**WORK REQUIRED**
A full, exact copy of the records below is the required answer.
•••
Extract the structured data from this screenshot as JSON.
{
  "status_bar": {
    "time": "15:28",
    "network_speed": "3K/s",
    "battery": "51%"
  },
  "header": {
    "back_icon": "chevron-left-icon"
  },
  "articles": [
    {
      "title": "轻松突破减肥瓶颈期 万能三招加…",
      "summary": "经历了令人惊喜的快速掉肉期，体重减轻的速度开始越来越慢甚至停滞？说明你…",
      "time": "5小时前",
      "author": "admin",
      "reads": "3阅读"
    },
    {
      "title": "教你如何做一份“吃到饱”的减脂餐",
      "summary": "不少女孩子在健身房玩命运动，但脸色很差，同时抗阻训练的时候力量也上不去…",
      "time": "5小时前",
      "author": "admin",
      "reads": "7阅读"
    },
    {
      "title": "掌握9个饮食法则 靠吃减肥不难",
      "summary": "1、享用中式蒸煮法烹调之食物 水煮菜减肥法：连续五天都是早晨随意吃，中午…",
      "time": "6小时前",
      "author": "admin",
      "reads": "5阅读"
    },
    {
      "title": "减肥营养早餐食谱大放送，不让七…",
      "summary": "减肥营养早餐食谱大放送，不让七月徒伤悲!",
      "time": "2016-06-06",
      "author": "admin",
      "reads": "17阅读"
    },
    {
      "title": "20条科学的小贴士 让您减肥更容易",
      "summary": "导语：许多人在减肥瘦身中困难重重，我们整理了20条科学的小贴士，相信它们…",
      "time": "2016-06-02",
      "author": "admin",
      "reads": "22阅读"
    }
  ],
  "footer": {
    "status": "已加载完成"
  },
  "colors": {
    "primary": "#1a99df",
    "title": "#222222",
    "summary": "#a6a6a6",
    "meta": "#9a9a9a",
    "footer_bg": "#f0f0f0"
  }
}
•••
**RESPONSE TO THE TASK**
Extract the structured data from this screenshot as JSON.
{
  "status_bar": {
    "time": "15:28",
    "network_speed": "3K/s",
    "battery": "51%"
  },
  "header": {
    "back_icon": "chevron-left-icon"
  },
  "articles": [
    {
      "title": "轻松突破减肥瓶颈期 万能三招加…",
      "summary": "经历了令人惊喜的快速掉肉期，体重减轻的速度开始越来越慢甚至停滞？说明你…",
      "time": "5小时前",
      "author": "admin",
      "reads": "3阅读"
    },
    {
      "title": "教你如何做一份“吃到饱”的减脂餐",
      "summary": "不少女孩子在健身房玩命运动，但脸色很差，同时抗阻训练的时候力量也上不去…",
      "time": "5小时前",
      "author": "admin",
      "reads": "7阅读"
    },
    {
      "title": "掌握9个饮食法则 靠吃减肥不难",
      "summary": "1、享用中式蒸煮法烹调之食物 水煮菜减肥法：连续五天都是早晨随意吃，中午…",
      "time": "6小时前",
      "author": "admin",
      "reads": "5阅读"
    },
    {
      "title": "减肥营养早餐食谱大放送，不让七…",
      "summary": "减肥营养早餐食谱大放送，不让七月徒伤悲!",
      "time": "2016-06-06",
      "author": "admin",
      "reads": "17阅读"
    },
    {
      "title": "20条科学的小贴士 让您减肥更容易",
      "summary": "导语：许多人在减肥瘦身中困难重重，我们整理了20条科学的小贴士，相信它们…",
      "time": "2016-06-02",
      "author": "admin",
      "reads": "22阅读"
    }
  ],
  "footer": {
    "status": "已加载完成"
  },
  "colors": {
    "primary": "#1a99df",
    "title": "#222222",
    "summary": "#a6a6a6",
    "meta": "#9a9a9a",
    "footer_bg": "#f0f0f0"
  }
}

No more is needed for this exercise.